KUNDUZ - Taliban insurgents advancing on the capital of a northern Afghan province have captured a key adjoining district, officials said Sunday, sparking renewed alarm among residents who fear the fall of the besieged city.

The Taliban launched their annual summer offensive in late April with a brazen assault in Kunduz province, coming close to overrunning the provincial capital and sending civilian casualties soaring in outlying districts.

The capture of the worst-affected Chardarah district - at the edge of Kunduz city - reignited concerns over its potential fall as insurgents escalate their annual summer offensive.

“The district has fallen to Taliban after hours of fierce fighting. Twelve Afghan forces have lost their lives and 17 have been wounded,” Chardarah district chief Mohammad Yousuf Ayubi told AFP.

The militants are now as close as three kilometres to Kunduz city, increasingly hemmed in by the insurgency, with sporadic fighting still ongoing between the Taliban and pro-government forces.

The fall of a provincial capital would be a major setback for the Afghan government, which has been fighting a resilient Taliban insurgency since the 2001 US-led invasion of Afghanistan.

Deputy Afghan army chief General Murad Ali Murad said at least 70 security forces were surrounded by Taliban insurgents in Chardarah.

“We are going to start a military operation to retake the district on Sunday evening,” he told AFP. Abdul Sabor Nasrati, the police chief of the province on the border with Tajikistan, said the government was rushing reinforcements to Chardarah. Civilians are bearing the brunt of a large-scale insurgent offensive in Kunduz, the keystone of the Taliban’s summer fighting season which is expected to be the bloodiest in a decade.

The province is facing a humanitarian crisis, with thousands of families trapped in a vortex of violence as militancy spreads across the north, beyond traditional Taliban hotbeds in the south and east.

Fierce battles between insurgents and government forces in Chardarah late Saturday sent terrified residents fleeing towards Kunduz city, carrying babies, livestock and household possessions.

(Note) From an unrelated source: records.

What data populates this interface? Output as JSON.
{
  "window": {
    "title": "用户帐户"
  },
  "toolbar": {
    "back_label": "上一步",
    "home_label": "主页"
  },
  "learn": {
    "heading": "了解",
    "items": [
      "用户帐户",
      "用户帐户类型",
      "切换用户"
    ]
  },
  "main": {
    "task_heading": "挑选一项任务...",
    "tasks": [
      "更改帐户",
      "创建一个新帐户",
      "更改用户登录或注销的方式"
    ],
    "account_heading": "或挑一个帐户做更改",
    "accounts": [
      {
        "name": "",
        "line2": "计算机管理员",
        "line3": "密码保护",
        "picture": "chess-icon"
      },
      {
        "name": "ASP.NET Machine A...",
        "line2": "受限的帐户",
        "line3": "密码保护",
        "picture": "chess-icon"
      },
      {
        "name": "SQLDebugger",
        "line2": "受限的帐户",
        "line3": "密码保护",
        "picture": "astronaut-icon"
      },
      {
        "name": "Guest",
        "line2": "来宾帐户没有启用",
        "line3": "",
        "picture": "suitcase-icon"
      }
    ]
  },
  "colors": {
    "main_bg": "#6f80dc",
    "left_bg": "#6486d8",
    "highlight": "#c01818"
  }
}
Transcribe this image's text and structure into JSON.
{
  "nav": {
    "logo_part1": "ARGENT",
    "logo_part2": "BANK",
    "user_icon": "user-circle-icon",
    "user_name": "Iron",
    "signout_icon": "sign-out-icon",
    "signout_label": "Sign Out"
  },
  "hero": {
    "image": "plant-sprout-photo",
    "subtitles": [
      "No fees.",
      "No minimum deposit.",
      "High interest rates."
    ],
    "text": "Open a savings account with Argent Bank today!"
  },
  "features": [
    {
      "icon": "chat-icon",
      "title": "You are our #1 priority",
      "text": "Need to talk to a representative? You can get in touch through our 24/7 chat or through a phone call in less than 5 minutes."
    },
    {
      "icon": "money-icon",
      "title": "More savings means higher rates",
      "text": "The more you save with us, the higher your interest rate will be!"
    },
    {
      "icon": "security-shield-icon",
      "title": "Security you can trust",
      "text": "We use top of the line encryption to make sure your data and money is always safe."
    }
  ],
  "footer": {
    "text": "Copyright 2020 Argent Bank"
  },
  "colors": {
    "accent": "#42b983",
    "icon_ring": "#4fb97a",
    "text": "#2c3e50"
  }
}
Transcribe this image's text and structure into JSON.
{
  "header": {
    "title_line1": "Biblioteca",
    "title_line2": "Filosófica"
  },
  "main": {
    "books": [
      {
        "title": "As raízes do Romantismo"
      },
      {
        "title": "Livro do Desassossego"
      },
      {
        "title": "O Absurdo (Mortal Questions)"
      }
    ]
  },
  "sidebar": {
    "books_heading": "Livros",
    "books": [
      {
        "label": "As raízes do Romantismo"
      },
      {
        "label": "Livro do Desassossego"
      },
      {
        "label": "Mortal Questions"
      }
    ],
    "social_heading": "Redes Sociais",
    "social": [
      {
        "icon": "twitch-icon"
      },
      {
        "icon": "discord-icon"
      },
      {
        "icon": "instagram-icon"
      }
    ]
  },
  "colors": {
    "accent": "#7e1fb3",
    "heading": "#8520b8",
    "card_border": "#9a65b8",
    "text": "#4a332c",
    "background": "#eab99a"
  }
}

“The Taliban attacked our village and both sides sprayed bullets in all directions,” said 60-year-old Bibi Gul, clutching an infant. “The Taliban are fighting during the fasting month of Ramazan. They are not Muslims,” she told AFP. The militants recently rebuffed requests from senior Afghan clerics to halt attacks during Ramazan despite surging civilian casualties.

Meanwhile, the Taliban have announced a 24-hour telephone “hotline” and email addresses for any government employees wishing to defect to them, as the tech-savvy militants try to bolster public support. “The Islamic Emirate will provide safety to anybody who defects from the Kabul puppet regime,” the Taliban said in a statement on their website on Sunday, using their formal name.

“They can get in touch with us 24/7 through these phone numbers and email addresses,” it added, listing two for each. The move demonstrates the Taliban’s efforts to boost public support for their resilient but unpopular insurgency following a string of defections to the Islamic State group in recent months.It marks a rare attempt by the Taliban to reach out to government officials, frequently targeted in growing insurgent attacks that have sent casualties soaring.

When AFP called one of the numbers, a militant representative who identified himself as Mullah Jalid said they had received more than 20 calls from government employees since the statement was posted.

“They all said labayk (Arabic for ‘we are at your service’) to our invitation,” Jalid said, a claim that was impossible to verify independently.

“This invitation is for all the employees of the government, military and civilian. They are welcome to come to us and we will protect them from the invaders and the stooge government.”

The statement, posted by the insurgent group’s “invitation and guidance commission”, also mentioned a radio communication code to help establish contact with the insurgents.

Once seen as uneducated thugs, the Taliban have developed a media-savvy PR team who use digital technology to reach out to audiences worldwide. When the Taliban ruled Afghanistan between 1996 and 2001, almost all electronic products were outlawed as un-Islamic. Photographs of living things were illegal and ownership of a video player could lead to a public lashing. But the Taliban have avidly embraced electronic communication and social media in recent years as a recruitment tool and to promote their propaganda.

Bomb kills nine children, 10 adults

Reuters adds: A roadside bomb killed at least 19 Afghan civilians including nine children in a southern province, officials said on Sunday.

Violence has spiralled in Afghanistan since the departure of most foreign forces at the end of last year. In the southern province of Helmand, police official Haji Janan Aqa said 19 people, including nine children and eight women, were killed on Saturday night. He said five people were wounded.

He said the villagers had recently fled fighting in in Marjah district and were apparently trying to go home.

"They wanted to return to their village, but their van hit a roadside bomb planted by Taliban," Aqa said.

A Reuters witness said all of the dead children he saw at the scene were under the age of five.

No one has claimed responsibility for the bombing. The Taliban typically deny targeting civilians, although their tactic of planting roadside bombs has been harshly criticised by the United Nations.